The suspension of jury trials provision is particularly bad news for civil cases, such as personal injury and wrongful death claims, needing to be resolved by jury trial, given that when the Court does open its doors back up to allow jury trials to be held again, backlogged criminal cases will get top priority. With or without COVID-19, civil jury trials get bumped due to criminal cases getting priority. As the above-quoted sections of the Court's recently entered order note, a “speedy trial rule” and a similar constitutional provision apply to criminal cases. If they don't get tried on time, criminal charges must be dismissed. Courts don't want possible criminals to be able to walk free because of technicalities. There being no such civil constitutional speedy trial right, civil cases have to take a backseat sometimes to criminal cases that need to be more urgently scheduled for a jury trial. Thus, whenever juries do start being reconvened in Clark County courts to hear trials, the likelihood is that the backlogged criminal cases will have to all be tried first before civil cases can start to be heard. Also, the way the recently revised order reads, it seems evident that the Court is anticipating that the January 10, 2021 proposed end-date to the period of jury trials suspension is just a tentative one. The Court appears to recognize the fluid and troubling recent trend in the number of virus infections, and has crafted its order in a fashion that clearly isn't promising that it will necessarily be back in business for handling jury trials in Clark County beginning January 11, 2021.
In the meantime, however, as noted above, motion hearings on cases are being handled by the Court remotely, over a Zoom platform, as is much of the discovery process in the civil cases on which we are working. Schauermann Thayer continues to be not only prepared but experienced in our ability to conduct business remotely through all aspects of our clients' cases, whether through an initial consultation or through a trial before the court. It has been an interesting year for sure, and we'll continue to adapt and respond to the ongoing changes presented to our clients.

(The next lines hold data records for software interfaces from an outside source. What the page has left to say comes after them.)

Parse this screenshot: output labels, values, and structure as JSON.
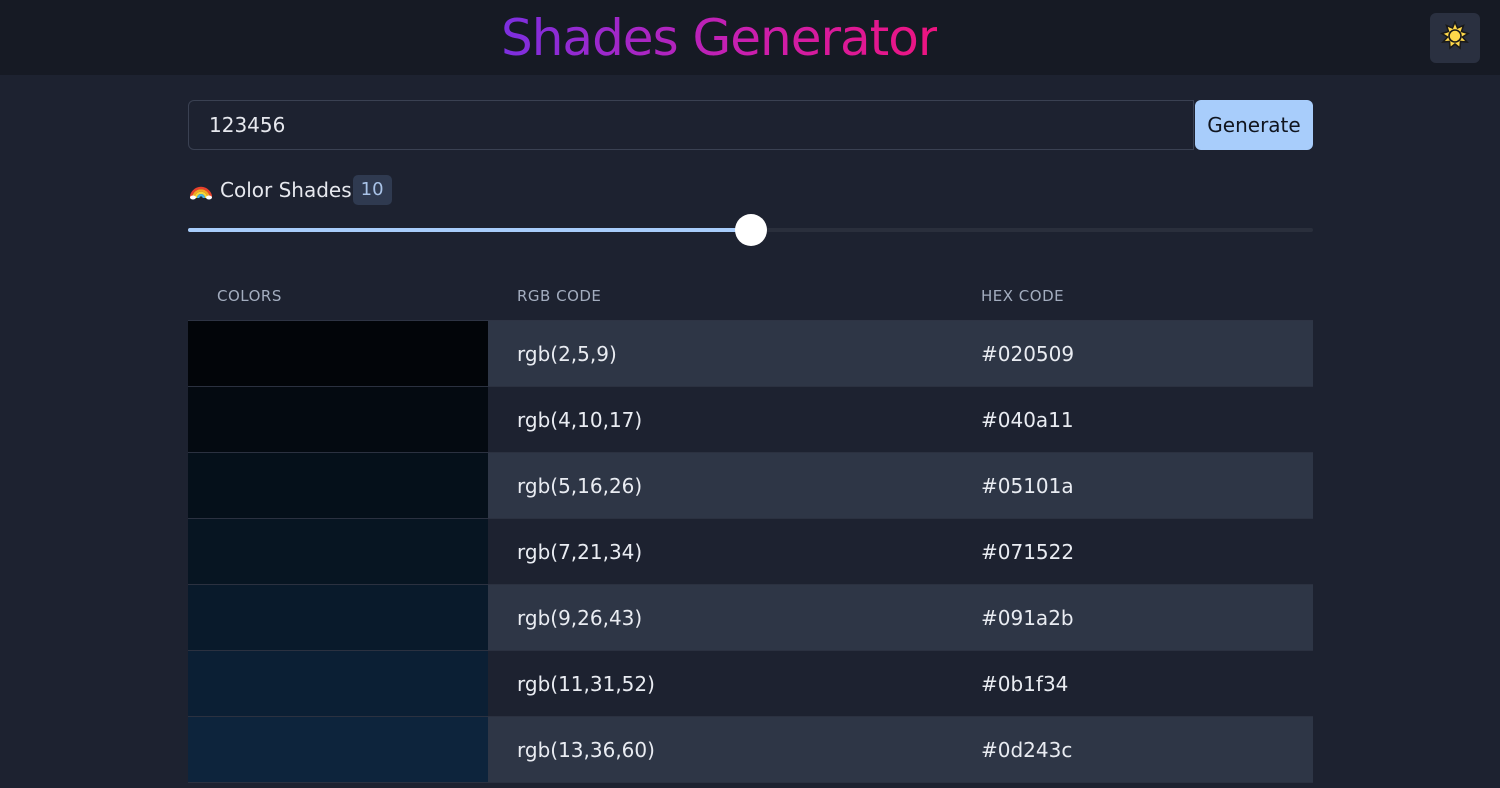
{
  "header": {
    "title": "Shades Generator",
    "theme_icon": "sun-icon",
    "title_gradient": [
      "#7c2fe0",
      "#c81fb0",
      "#ee1480"
    ]
  },
  "controls": {
    "input_value": "123456",
    "generate_label": "Generate",
    "shades_label": "Color Shades",
    "shades_icon": "rainbow-icon",
    "shades_count": "10",
    "slider_fraction": 0.5
  },
  "table": {
    "headers": [
      "COLORS",
      "RGB CODE",
      "HEX CODE"
    ],
    "rows": [
      {
        "rgb": "rgb(2,5,9)",
        "hex": "#020509"
      },
      {
        "rgb": "rgb(4,10,17)",
        "hex": "#040a11"
      },
      {
        "rgb": "rgb(5,16,26)",
        "hex": "#05101a"
      },
      {
        "rgb": "rgb(7,21,34)",
        "hex": "#071522"
      },
      {
        "rgb": "rgb(9,26,43)",
        "hex": "#091a2b"
      },
      {
        "rgb": "rgb(11,31,52)",
        "hex": "#0b1f34"
      },
      {
        "rgb": "rgb(13,36,60)",
        "hex": "#0d243c"
      }
    ]
  },
  "colors": {
    "accent": "#a8cdfb",
    "background": "#1d2230",
    "header_bg": "#161a24"
  }
}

If you have particular questions about the status of your case, such as how soon it may be scheduled for jury trial, you should call and discuss your concerns with your attorney if you already have one, or call for a consult if you aren't yet represented. If you are a client of our firm, Schauermann Thayer, or even if you aren't, we always welcome such calls.